**** Data for processing
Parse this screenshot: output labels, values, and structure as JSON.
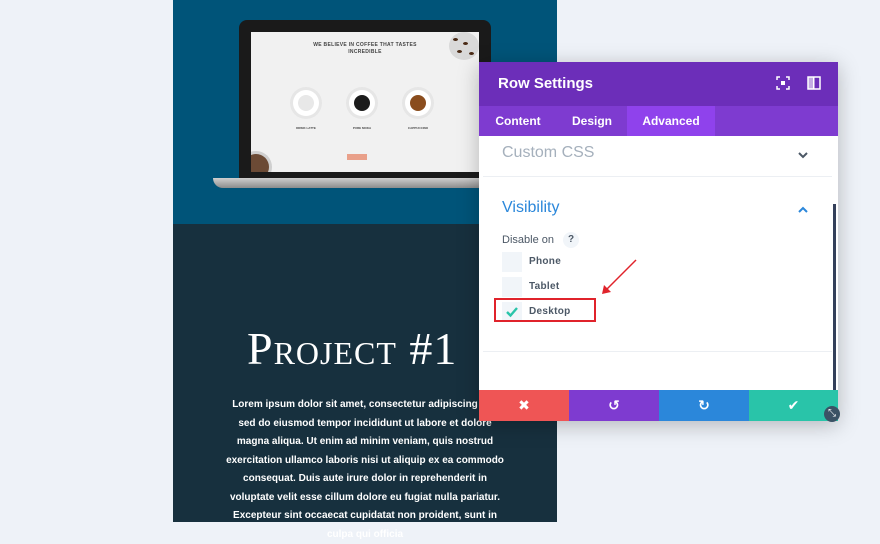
{
  "page": {
    "laptop": {
      "headline": "WE BELIEVE IN COFFEE THAT TASTES INCREDIBLE",
      "items": [
        "DRINK LATTE",
        "PURE MOKA",
        "CAPPUCCINO"
      ]
    },
    "title": "Project #1",
    "body": "Lorem ipsum dolor sit amet, consectetur adipiscing elit, sed do eiusmod tempor incididunt ut labore et dolore magna aliqua. Ut enim ad minim veniam, quis nostrud exercitation ullamco laboris nisi ut aliquip ex ea commodo consequat. Duis aute irure dolor in reprehenderit in voluptate velit esse cillum dolore eu fugiat nulla pariatur. Excepteur sint occaecat cupidatat non proident, sunt in culpa qui officia"
  },
  "modal": {
    "title": "Row Settings",
    "header_icons": [
      "fullscreen-icon",
      "sidebar-toggle-icon"
    ],
    "tabs": [
      {
        "label": "Content",
        "active": false
      },
      {
        "label": "Design",
        "active": false
      },
      {
        "label": "Advanced",
        "active": true
      }
    ],
    "sections": {
      "custom_css": {
        "title": "Custom CSS",
        "expanded": false
      },
      "visibility": {
        "title": "Visibility",
        "expanded": true,
        "disable_on_label": "Disable on",
        "help": "?",
        "options": [
          {
            "label": "Phone",
            "checked": false
          },
          {
            "label": "Tablet",
            "checked": false
          },
          {
            "label": "Desktop",
            "checked": true
          }
        ]
      }
    },
    "footer": {
      "buttons": [
        {
          "name": "discard",
          "icon": "✖",
          "color": "#ef5555"
        },
        {
          "name": "undo",
          "icon": "↺",
          "color": "#7e3bd0"
        },
        {
          "name": "redo",
          "icon": "↻",
          "color": "#2b87da"
        },
        {
          "name": "save",
          "icon": "✔",
          "color": "#29c4a9"
        }
      ]
    }
  },
  "colors": {
    "purple_header": "#6c2eb9",
    "purple_tabs": "#7e3bd0",
    "blue_accent": "#2b87da",
    "red_annotation": "#e0232b"
  }
}
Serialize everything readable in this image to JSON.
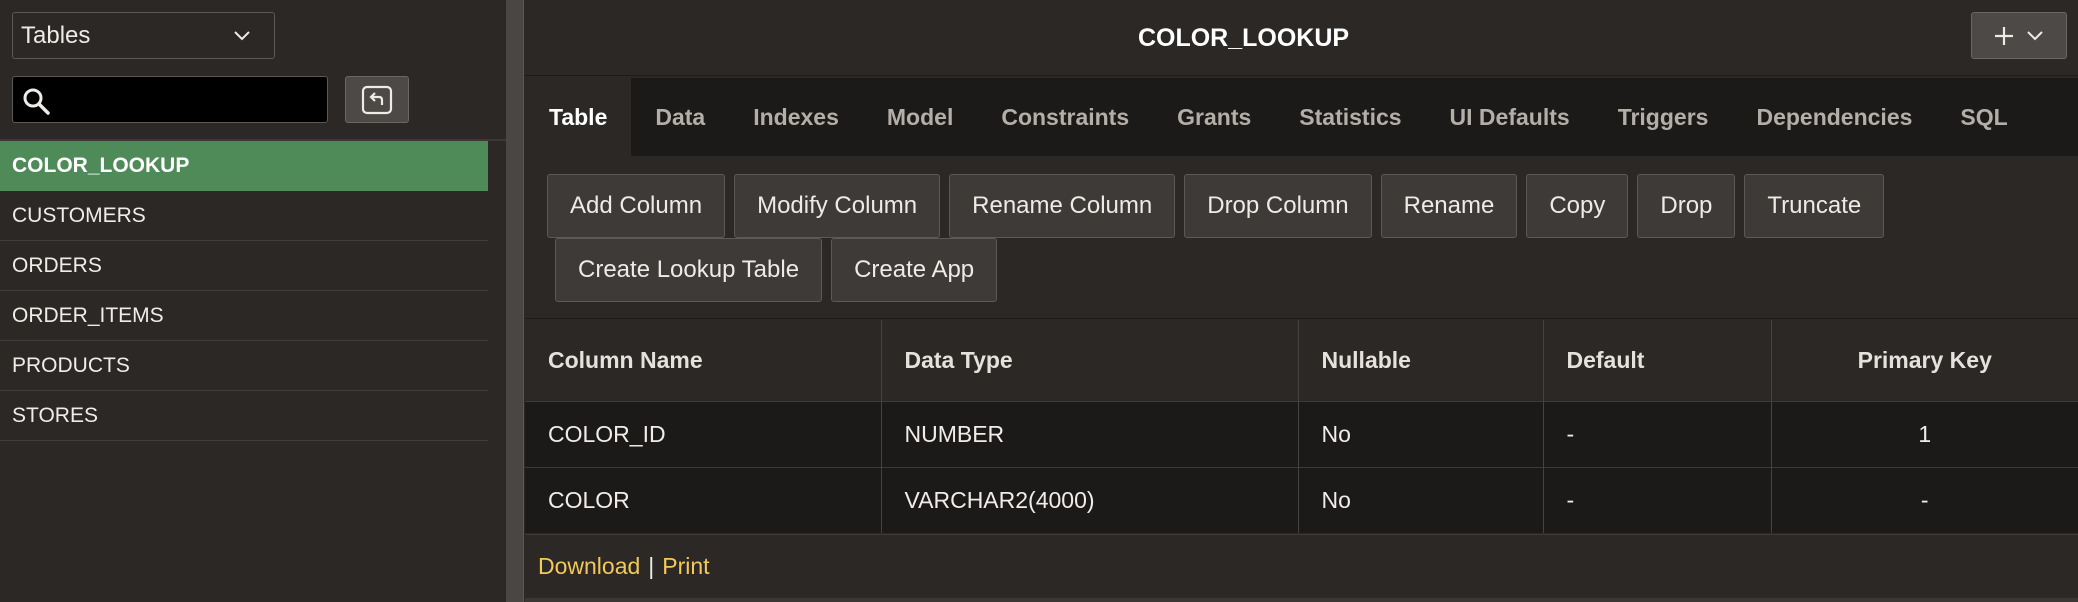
{
  "object_type_select": {
    "value": "Tables"
  },
  "search": {
    "value": "",
    "placeholder": ""
  },
  "tables": [
    "COLOR_LOOKUP",
    "CUSTOMERS",
    "ORDERS",
    "ORDER_ITEMS",
    "PRODUCTS",
    "STORES"
  ],
  "selected_table": "COLOR_LOOKUP",
  "header": {
    "title": "COLOR_LOOKUP"
  },
  "tabs": [
    "Table",
    "Data",
    "Indexes",
    "Model",
    "Constraints",
    "Grants",
    "Statistics",
    "UI Defaults",
    "Triggers",
    "Dependencies",
    "SQL"
  ],
  "active_tab": "Table",
  "toolbar": {
    "row1": [
      "Add Column",
      "Modify Column",
      "Rename Column",
      "Drop Column",
      "Rename",
      "Copy",
      "Drop",
      "Truncate"
    ],
    "row2": [
      "Create Lookup Table",
      "Create App"
    ]
  },
  "columns_table": {
    "headers": [
      "Column Name",
      "Data Type",
      "Nullable",
      "Default",
      "Primary Key"
    ],
    "rows": [
      [
        "COLOR_ID",
        "NUMBER",
        "No",
        "-",
        "1"
      ],
      [
        "COLOR",
        "VARCHAR2(4000)",
        "No",
        "-",
        "-"
      ]
    ]
  },
  "footer": {
    "download": "Download",
    "separator": "|",
    "print": "Print"
  },
  "colors": {
    "selected_bg": "#4f8a59",
    "link": "#f4c95a",
    "background": "#2b2826",
    "dark_band": "#1c1a19"
  }
}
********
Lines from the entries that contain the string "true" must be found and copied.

        "active": true
        "expanded": true,
            "checked": true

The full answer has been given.